The Biden administration imposed sanctions on 24 Chinese and Hong Kong officials on Wednesday, one day before scheduled talks between Washington and Beijing’s top diplomats.
The officials were sanctioned under the Hong Kong Autonomy Act, which was signed into law by President Trump last year. The sanctions target 14 members of China’s legislative council, the National People’s Congress Standing Committee, as well as officials in various Hong Kong offices for their role in approving election reform measures for the former British colony.
Secretary of State Antony Blinken said in a statement that the US will target any financial institutions that do business with the sanctioned individuals. “Foreign financial institutions that knowingly conduct significant transactions with the individuals listed in today’s report are now subject to sanctions,” he said.
Blinken and National Security Advisor Jake Sullivan will meet with China’s top two diplomats in Anchorage, Alaska, on Thursday. Slapping sanctions on Chinese officials the day before these sensitive talks is a clear signal that Washington is taking a hostile approach to the meeting.
Blinken visited Japan and South Korea this week along with Secretary of Defense Lloyd Austin. On Tuesday, the US and Japan released a joint statement on the meeting where they slammed China for what they called “coercion and destabilizing behavior toward others in the region.”

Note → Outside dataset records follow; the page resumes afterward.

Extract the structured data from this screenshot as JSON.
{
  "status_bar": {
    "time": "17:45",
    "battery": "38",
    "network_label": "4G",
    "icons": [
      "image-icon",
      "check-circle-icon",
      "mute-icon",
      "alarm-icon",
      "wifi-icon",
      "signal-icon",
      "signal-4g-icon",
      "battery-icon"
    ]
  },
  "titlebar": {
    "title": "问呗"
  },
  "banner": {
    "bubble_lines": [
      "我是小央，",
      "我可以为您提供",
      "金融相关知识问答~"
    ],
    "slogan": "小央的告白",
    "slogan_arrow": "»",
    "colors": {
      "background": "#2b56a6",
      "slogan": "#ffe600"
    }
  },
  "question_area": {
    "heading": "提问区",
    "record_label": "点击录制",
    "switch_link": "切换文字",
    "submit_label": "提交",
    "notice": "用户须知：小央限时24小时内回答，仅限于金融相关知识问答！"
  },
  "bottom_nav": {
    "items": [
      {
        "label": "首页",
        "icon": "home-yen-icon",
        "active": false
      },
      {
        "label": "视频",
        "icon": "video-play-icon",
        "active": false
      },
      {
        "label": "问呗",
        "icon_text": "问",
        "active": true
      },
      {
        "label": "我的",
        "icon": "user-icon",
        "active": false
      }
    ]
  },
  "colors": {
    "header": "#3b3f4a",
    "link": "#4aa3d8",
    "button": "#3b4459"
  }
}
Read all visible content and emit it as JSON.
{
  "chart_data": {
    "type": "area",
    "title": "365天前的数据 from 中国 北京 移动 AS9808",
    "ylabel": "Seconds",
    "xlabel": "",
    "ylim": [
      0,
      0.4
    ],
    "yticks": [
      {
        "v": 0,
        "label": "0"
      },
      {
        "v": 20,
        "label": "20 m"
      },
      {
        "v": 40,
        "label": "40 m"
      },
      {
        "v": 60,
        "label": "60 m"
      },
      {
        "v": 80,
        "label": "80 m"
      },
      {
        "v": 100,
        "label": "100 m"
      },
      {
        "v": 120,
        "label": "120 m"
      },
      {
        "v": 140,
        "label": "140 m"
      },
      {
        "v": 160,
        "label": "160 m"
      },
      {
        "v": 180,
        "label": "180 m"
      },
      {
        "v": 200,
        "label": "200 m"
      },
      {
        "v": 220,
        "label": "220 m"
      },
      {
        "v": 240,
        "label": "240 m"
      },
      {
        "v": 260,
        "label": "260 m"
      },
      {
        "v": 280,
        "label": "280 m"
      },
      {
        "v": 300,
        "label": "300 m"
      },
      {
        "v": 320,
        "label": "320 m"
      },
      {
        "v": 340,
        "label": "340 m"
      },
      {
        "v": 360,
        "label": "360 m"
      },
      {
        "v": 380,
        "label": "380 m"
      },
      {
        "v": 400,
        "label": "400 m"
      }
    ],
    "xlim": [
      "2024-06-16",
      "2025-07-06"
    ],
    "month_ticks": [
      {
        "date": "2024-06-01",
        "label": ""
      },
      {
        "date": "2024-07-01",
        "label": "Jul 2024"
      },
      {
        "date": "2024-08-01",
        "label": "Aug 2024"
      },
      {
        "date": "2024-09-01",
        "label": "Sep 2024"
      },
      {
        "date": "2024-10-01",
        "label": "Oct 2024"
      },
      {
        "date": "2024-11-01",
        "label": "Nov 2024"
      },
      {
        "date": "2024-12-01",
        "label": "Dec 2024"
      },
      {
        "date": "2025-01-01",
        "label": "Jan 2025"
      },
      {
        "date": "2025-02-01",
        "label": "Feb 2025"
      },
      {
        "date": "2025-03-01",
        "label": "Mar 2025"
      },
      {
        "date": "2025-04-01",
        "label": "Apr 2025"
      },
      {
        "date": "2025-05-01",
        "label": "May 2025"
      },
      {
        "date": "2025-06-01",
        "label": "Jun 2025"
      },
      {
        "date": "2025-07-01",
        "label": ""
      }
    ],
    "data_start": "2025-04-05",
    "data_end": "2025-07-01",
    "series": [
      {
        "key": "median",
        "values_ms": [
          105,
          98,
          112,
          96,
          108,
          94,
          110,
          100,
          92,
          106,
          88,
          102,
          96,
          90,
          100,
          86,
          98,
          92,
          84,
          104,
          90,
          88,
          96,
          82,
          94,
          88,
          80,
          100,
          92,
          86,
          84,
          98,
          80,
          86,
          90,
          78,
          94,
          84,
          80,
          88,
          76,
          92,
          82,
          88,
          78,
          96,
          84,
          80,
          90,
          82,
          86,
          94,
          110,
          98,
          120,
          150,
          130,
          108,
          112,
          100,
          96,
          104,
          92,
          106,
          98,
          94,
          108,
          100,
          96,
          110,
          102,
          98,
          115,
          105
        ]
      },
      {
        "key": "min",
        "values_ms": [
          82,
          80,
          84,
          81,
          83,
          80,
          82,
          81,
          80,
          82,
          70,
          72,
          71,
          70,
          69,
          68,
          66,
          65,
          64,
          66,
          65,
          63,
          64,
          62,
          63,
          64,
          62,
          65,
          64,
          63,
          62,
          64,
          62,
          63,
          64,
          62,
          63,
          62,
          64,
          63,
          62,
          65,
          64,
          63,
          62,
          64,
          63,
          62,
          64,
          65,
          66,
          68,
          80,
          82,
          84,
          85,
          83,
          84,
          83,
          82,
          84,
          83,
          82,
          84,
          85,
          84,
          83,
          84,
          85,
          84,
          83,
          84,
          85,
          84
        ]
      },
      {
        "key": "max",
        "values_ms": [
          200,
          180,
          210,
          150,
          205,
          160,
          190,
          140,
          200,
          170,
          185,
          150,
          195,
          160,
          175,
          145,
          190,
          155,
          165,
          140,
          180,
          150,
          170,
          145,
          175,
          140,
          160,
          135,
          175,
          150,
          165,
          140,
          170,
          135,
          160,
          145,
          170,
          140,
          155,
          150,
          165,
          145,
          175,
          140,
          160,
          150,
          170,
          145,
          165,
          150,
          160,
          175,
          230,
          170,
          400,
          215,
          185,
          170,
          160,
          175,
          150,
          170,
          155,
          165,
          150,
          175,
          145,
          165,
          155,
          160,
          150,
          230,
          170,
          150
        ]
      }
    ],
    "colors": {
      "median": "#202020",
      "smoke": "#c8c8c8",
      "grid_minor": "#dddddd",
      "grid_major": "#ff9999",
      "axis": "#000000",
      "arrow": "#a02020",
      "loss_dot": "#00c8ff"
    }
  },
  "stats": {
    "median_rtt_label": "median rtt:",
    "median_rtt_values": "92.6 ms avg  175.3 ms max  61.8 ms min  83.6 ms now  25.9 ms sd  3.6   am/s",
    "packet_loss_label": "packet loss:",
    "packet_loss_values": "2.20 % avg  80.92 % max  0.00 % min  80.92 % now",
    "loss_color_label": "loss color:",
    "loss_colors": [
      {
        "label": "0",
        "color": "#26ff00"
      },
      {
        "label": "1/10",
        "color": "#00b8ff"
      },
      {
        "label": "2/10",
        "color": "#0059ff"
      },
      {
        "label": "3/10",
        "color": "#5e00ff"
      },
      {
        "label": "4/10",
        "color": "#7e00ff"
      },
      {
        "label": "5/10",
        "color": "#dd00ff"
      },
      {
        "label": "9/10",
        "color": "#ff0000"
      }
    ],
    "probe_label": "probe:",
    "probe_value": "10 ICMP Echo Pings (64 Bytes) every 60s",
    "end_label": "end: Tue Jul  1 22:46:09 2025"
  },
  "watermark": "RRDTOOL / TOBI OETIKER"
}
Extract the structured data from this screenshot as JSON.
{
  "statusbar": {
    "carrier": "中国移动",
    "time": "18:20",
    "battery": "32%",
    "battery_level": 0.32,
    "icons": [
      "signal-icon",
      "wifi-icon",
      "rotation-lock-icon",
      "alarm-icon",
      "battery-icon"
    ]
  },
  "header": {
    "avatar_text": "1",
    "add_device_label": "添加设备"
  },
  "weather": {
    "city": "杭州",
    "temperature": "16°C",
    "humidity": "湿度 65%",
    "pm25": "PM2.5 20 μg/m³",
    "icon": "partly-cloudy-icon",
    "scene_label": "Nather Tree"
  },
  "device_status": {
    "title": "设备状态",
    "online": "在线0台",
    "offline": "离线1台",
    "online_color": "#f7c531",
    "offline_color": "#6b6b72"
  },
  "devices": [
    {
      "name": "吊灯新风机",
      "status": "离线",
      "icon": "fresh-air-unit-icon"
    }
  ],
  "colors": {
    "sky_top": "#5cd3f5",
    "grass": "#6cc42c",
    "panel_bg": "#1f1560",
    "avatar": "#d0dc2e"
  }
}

In South Korea on Wednesday, Blinken again took shots at Beijing. Speaking with South Korean Foreign Minister Chung Eui-yong, Blinken accused China of using “coercion and aggression” in the region.